“The impact was almost immediate,” said the headteacher of a primary school where coaches from a football club have transformed sport by inspiring the children to Get Moving and form healthy habits for a lifetime.
Brentford FC Community Sports Trust has been helping hundreds of schoolchildren in the borough in this way. And one school benefiting is St Anselm’s Primary School in Church Avenue, Southall, which linked up with the trust exactly three years ago. Since when, participation in sport has gone through the roof – after being in the doldrums.
Acting headteacher Deacon Tito Pereira suggested the link-up, having previously taught at Mount Carmel Primary in Ealing, which was already working successfully with the trust.
He said: “Before the trust got involved with our school, you could say PE wasn’t high up on our pupils’ list of favourite subjects.
“The impact was almost immediate. The quality of the coaches is so high. They are fantastic at inspiring the children of all abilities to take part and feel good about keeping active and fit.”
The Championship football club’s award-winning charity is commissioned by Ealing Council to run a variety of community schemes for young people in the borough and fully backs its PE involvement in 30 local primary schools.
Not only does its experienced coaches carry out sessions and run a wide variety of sports clubs on a weekly basis at the schools, they also develop PE plans for them that are linked to the national curriculum and help to train the teachers.
The trust also reaches other schools with other sports programmes.
‘It enriches the curriculum. The kids are really engaged’
At St Anselm’s, coaches run a lunchtime club every day, plus PE lessons all day two days a week; and there will be after-school clubs returning as well, once COVID-19 rules allow.
Deacon Pereira added: “We quickly realised that community is not just a word to them. They have been extremely supportive in any way they can, even helping us with our summer fair by providing prizes and running activities that raised money for the school.
“We pay for the PE provision, but they do a lot of free stuff that goes beyond that. This included a 20-week Scoring for Health programme with lessons in classrooms and outdoor activities around healthy eating and awareness of physical and mental health. They also ran another programme called Joy of Moving to explain the importance of having a healthy diet and active lifestyle.
“They came into the school over the first lockdown out of goodwill, too. The coaches coming in and doing activities was brilliant for our vulnerable children’s mental health. They know there is a lot of poverty in the area and they really do care about the kids. The trust also provided each child with a bag containing equipment – including a football, a tennis ball, cones and an activity card.
“The extra activities they run at lunchtime are all very structured and it really enriches the curriculum. The kids are really engaged and want to go out and play. It’s a good partnership.”
‘Three years ago, sport at the school was at an all-time low’
The school’s PE and sports leader Jason Balaquidan said participation in sport at the school now stood at 97% of the pupils and clubs could sometimes be oversubscribed. He said: “When I arrived three years ago, sport at the school was at an all-time low.

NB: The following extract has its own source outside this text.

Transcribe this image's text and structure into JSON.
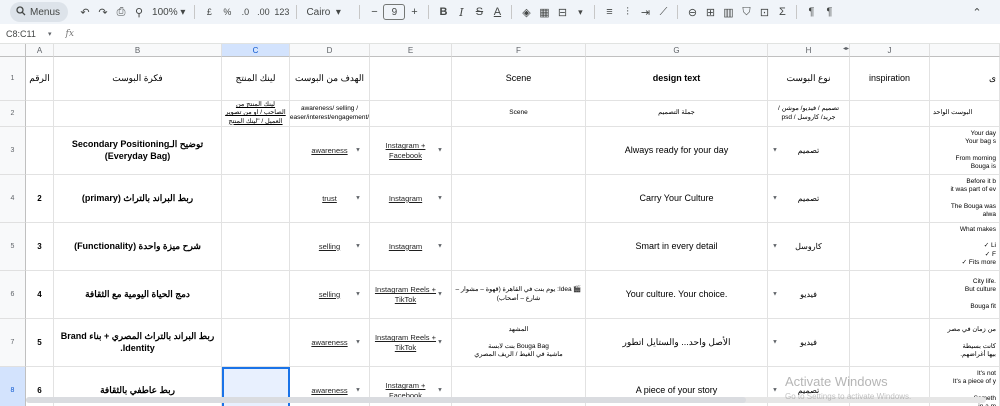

“Now, the kids are a lot more active and far less sedentary and really positive and enthusiastic about sport. As well as these obvious physical benefits, it has been helping a lot with their teamworking skills and has encouraged some who were reluctant before to now have a go and get involved and they are enjoying it. There have been some player visits from the club, too, which the kids love. The players are brilliant and real role models – as are the coaches.”

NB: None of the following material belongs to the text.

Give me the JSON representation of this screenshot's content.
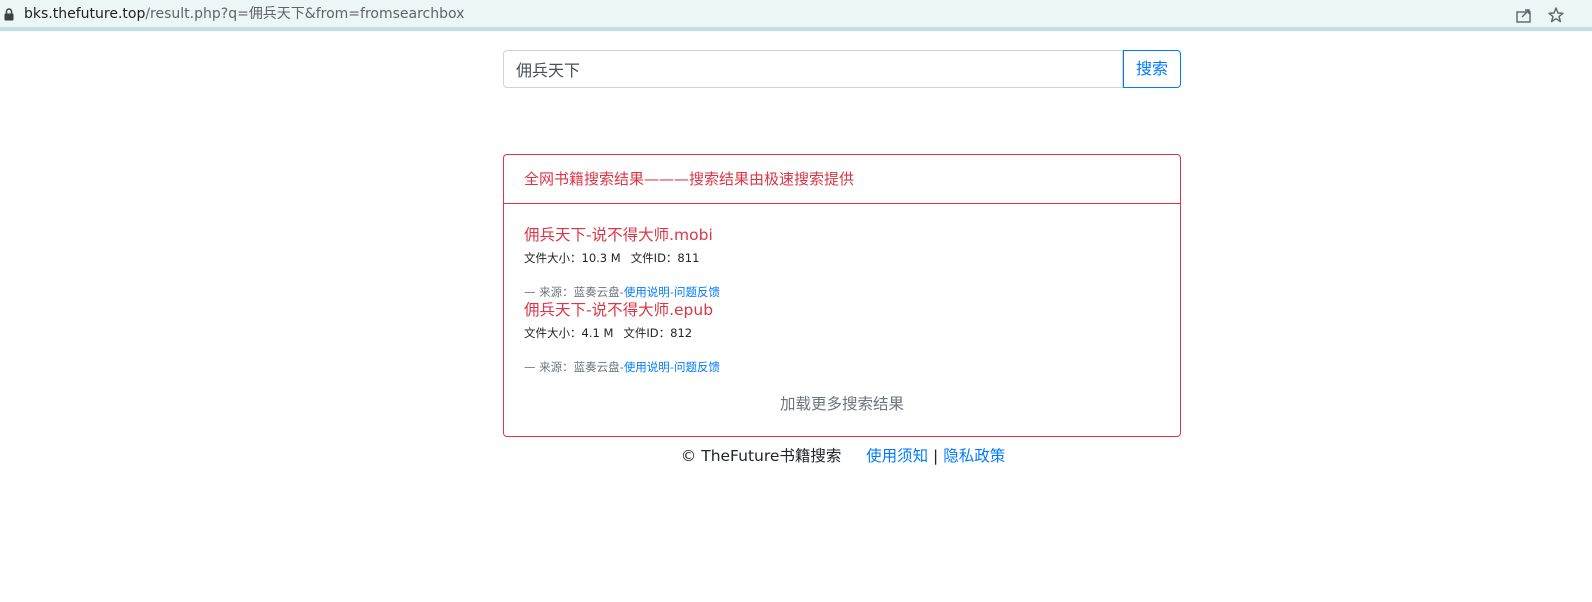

‘It is all about trying to challenge them’
Trust coach Tommy Ryan-Maynard is in his second year of working with the school and said: “I have enjoyed getting to know all the different characters. They have a lot of energy and want to learn. It is all about trying to challenge them and get the best out of them. There is a bit of psychology in there. Some needed their confidence built up and now they really look forward to it. It makes me happy to see them engaging with it and makes it all worth it.
“The Scoring for Health programme made them think about what they are eating and how it affects their bones and growth. They could relate it all to real life and they didn’t want it to stop.”
‘Such important lessons for life’
Councillor Yvonne Johnson, the council’s cabinet member for children and schools, said: “The trust’s work with our primary schools is helping them to provide a well-balanced, wide-ranging PE curriculum which inspires young people to be active and healthy.
“They are such important lessons for life and the trust’s coaches have become role models for the children they teach.”